> [Work task]: Below are some records; write them all out again exactly.

> [Recorded data]:
= = = = = = =

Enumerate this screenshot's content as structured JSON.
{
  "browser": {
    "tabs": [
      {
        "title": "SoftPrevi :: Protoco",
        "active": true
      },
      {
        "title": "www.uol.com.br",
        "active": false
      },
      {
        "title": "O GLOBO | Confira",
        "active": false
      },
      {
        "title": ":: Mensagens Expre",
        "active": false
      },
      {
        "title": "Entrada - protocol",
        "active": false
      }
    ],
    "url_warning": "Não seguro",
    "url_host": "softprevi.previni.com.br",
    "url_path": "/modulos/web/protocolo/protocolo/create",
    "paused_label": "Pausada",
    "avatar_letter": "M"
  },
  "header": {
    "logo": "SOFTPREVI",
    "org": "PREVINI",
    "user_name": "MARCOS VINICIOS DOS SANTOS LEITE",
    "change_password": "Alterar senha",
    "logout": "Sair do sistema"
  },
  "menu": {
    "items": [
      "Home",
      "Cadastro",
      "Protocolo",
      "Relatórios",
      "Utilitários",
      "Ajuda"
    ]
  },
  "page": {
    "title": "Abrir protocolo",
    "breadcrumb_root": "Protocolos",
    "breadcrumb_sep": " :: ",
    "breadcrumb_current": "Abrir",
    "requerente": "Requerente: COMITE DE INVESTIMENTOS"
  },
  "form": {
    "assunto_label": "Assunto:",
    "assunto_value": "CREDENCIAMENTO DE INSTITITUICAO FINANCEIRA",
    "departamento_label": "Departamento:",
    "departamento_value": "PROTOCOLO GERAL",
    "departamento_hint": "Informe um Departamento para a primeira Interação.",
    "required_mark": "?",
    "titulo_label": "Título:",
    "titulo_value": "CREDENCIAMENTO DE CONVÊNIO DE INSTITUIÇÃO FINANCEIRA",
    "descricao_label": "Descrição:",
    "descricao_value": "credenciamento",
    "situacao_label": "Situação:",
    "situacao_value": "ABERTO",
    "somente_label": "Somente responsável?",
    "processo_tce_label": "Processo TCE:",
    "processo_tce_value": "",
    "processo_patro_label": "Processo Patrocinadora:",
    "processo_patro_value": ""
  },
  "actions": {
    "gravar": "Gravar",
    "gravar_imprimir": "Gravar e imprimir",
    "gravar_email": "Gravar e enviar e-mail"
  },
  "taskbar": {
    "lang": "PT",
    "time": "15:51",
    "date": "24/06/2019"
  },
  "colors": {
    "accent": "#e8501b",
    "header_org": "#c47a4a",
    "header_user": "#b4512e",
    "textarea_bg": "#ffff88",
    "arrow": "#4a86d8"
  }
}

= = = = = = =

> [Answer space]:
Enumerate this screenshot's content as structured JSON.
{
  "browser": {
    "tabs": [
      {
        "title": "SoftPrevi :: Protoco",
        "active": true
      },
      {
        "title": "www.uol.com.br",
        "active": false
      },
      {
        "title": "O GLOBO | Confira",
        "active": false
      },
      {
        "title": ":: Mensagens Expre",
        "active": false
      },
      {
        "title": "Entrada - protocol",
        "active": false
      }
    ],
    "url_warning": "Não seguro",
    "url_host": "softprevi.previni.com.br",
    "url_path": "/modulos/web/protocolo/protocolo/create",
    "paused_label": "Pausada",
    "avatar_letter": "M"
  },
  "header": {
    "logo": "SOFTPREVI",
    "org": "PREVINI",
    "user_name": "MARCOS VINICIOS DOS SANTOS LEITE",
    "change_password": "Alterar senha",
    "logout": "Sair do sistema"
  },
  "menu": {
    "items": [
      "Home",
      "Cadastro",
      "Protocolo",
      "Relatórios",
      "Utilitários",
      "Ajuda"
    ]
  },
  "page": {
    "title": "Abrir protocolo",
    "breadcrumb_root": "Protocolos",
    "breadcrumb_sep": " :: ",
    "breadcrumb_current": "Abrir",
    "requerente": "Requerente: COMITE DE INVESTIMENTOS"
  },
  "form": {
    "assunto_label": "Assunto:",
    "assunto_value": "CREDENCIAMENTO DE INSTITITUICAO FINANCEIRA",
    "departamento_label": "Departamento:",
    "departamento_value": "PROTOCOLO GERAL",
    "departamento_hint": "Informe um Departamento para a primeira Interação.",
    "required_mark": "?",
    "titulo_label": "Título:",
    "titulo_value": "CREDENCIAMENTO DE CONVÊNIO DE INSTITUIÇÃO FINANCEIRA",
    "descricao_label": "Descrição:",
    "descricao_value": "credenciamento",
    "situacao_label": "Situação:",
    "situacao_value": "ABERTO",
    "somente_label": "Somente responsável?",
    "processo_tce_label": "Processo TCE:",
    "processo_tce_value": "",
    "processo_patro_label": "Processo Patrocinadora:",
    "processo_patro_value": ""
  },
  "actions": {
    "gravar": "Gravar",
    "gravar_imprimir": "Gravar e imprimir",
    "gravar_email": "Gravar e enviar e-mail"
  },
  "taskbar": {
    "lang": "PT",
    "time": "15:51",
    "date": "24/06/2019"
  },
  "colors": {
    "accent": "#e8501b",
    "header_org": "#c47a4a",
    "header_user": "#b4512e",
    "textarea_bg": "#ffff88",
    "arrow": "#4a86d8"
  }
}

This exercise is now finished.